*** RECORDS PROVIDED Section Begins ***
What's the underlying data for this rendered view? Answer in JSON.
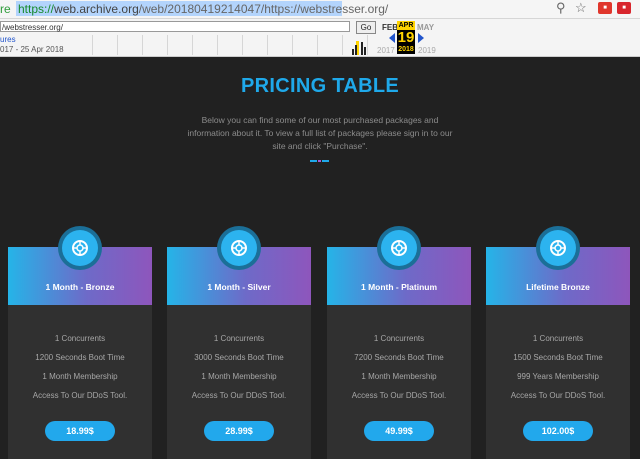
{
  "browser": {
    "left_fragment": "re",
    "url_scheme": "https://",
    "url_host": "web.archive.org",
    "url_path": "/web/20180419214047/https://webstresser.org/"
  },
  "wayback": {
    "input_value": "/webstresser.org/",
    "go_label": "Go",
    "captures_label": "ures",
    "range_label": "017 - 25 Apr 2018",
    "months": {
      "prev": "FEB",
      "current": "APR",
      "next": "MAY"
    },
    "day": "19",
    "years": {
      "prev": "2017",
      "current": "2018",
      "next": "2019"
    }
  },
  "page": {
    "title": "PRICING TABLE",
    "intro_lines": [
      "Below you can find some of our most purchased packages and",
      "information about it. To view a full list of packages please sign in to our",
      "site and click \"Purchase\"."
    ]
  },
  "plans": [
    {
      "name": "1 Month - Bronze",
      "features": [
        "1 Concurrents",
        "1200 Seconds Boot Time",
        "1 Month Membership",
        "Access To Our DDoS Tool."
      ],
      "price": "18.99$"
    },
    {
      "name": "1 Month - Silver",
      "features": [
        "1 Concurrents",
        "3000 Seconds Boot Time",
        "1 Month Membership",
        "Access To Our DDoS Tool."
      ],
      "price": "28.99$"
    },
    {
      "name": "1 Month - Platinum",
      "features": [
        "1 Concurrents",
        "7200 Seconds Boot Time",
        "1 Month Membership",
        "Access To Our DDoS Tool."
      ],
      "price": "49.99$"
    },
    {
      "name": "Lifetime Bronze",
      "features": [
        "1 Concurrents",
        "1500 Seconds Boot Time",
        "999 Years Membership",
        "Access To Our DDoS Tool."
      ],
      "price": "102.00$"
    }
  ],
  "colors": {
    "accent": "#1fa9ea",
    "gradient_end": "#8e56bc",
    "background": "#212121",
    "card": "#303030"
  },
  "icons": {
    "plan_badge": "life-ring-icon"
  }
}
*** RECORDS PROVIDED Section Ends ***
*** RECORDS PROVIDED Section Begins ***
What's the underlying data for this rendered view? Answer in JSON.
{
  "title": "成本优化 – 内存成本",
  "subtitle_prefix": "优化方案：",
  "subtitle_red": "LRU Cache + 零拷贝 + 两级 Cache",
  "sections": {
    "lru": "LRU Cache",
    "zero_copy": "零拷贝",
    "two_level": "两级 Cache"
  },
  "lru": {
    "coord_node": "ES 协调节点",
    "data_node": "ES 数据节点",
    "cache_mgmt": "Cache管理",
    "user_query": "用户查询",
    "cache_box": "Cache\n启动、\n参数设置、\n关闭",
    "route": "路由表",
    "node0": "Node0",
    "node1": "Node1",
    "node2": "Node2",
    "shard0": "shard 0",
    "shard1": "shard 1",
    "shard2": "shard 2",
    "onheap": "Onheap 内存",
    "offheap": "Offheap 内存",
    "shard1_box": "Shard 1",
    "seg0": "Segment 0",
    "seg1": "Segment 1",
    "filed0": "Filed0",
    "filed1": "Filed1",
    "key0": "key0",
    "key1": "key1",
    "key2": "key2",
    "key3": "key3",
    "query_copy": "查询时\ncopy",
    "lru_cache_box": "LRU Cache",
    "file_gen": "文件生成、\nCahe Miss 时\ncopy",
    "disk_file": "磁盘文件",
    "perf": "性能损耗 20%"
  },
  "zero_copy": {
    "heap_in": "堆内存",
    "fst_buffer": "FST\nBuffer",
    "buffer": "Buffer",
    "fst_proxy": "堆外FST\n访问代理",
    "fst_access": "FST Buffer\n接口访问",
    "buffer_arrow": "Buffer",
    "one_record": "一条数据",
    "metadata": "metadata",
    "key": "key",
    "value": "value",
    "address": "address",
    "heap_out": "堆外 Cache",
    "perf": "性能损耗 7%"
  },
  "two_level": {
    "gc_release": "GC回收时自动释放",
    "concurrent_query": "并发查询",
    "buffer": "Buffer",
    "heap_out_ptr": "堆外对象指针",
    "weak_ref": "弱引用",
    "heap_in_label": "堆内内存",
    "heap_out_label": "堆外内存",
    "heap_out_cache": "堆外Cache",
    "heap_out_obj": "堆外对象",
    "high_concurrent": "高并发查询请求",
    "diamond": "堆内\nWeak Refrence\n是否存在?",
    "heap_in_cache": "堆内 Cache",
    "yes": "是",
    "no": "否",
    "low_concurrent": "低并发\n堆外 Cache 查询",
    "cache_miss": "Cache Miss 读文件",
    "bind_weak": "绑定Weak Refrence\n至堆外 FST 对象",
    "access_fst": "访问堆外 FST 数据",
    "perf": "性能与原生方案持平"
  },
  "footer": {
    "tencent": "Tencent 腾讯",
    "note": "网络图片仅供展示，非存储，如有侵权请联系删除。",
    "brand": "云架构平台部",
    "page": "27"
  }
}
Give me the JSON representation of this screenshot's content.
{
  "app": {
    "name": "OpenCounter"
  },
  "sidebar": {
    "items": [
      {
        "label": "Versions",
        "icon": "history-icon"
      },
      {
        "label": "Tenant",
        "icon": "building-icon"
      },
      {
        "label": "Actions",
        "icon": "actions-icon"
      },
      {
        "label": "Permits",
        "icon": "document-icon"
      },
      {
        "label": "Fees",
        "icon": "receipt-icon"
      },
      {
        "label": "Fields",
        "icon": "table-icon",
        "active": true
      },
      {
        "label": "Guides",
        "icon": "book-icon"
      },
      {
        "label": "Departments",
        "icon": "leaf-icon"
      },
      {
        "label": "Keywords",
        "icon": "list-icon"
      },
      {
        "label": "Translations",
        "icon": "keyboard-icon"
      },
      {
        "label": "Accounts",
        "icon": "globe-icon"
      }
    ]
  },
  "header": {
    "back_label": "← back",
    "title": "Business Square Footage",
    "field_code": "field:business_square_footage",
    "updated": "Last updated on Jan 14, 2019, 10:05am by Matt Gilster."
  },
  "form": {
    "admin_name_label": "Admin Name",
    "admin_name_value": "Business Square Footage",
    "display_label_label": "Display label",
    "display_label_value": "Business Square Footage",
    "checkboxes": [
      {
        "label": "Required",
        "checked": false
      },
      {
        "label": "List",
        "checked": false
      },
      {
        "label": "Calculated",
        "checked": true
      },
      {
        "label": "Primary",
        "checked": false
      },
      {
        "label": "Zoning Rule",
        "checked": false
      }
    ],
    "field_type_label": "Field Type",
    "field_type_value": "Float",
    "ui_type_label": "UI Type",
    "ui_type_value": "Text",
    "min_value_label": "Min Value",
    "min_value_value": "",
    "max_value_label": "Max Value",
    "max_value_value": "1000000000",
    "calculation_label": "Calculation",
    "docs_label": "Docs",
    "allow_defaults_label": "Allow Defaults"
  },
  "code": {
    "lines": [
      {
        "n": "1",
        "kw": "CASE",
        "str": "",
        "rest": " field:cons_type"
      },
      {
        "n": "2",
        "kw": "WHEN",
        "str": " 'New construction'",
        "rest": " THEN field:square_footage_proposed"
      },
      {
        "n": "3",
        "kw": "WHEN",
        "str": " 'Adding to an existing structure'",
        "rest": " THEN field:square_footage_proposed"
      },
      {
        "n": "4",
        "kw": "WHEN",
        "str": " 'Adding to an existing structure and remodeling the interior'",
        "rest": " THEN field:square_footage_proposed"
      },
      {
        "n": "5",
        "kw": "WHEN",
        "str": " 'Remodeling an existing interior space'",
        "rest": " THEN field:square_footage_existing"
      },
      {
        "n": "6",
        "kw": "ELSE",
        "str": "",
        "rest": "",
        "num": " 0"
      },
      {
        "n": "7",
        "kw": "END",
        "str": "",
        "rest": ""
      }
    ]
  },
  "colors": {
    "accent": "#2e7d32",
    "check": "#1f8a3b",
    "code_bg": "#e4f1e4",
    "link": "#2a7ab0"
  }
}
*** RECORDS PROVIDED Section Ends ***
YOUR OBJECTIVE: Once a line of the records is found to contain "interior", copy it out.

PROBLEM SOLUTION:
        "str": " 'Adding to an existing structure and remodeling the interior'",
        "str": " 'Remodeling an existing interior space'",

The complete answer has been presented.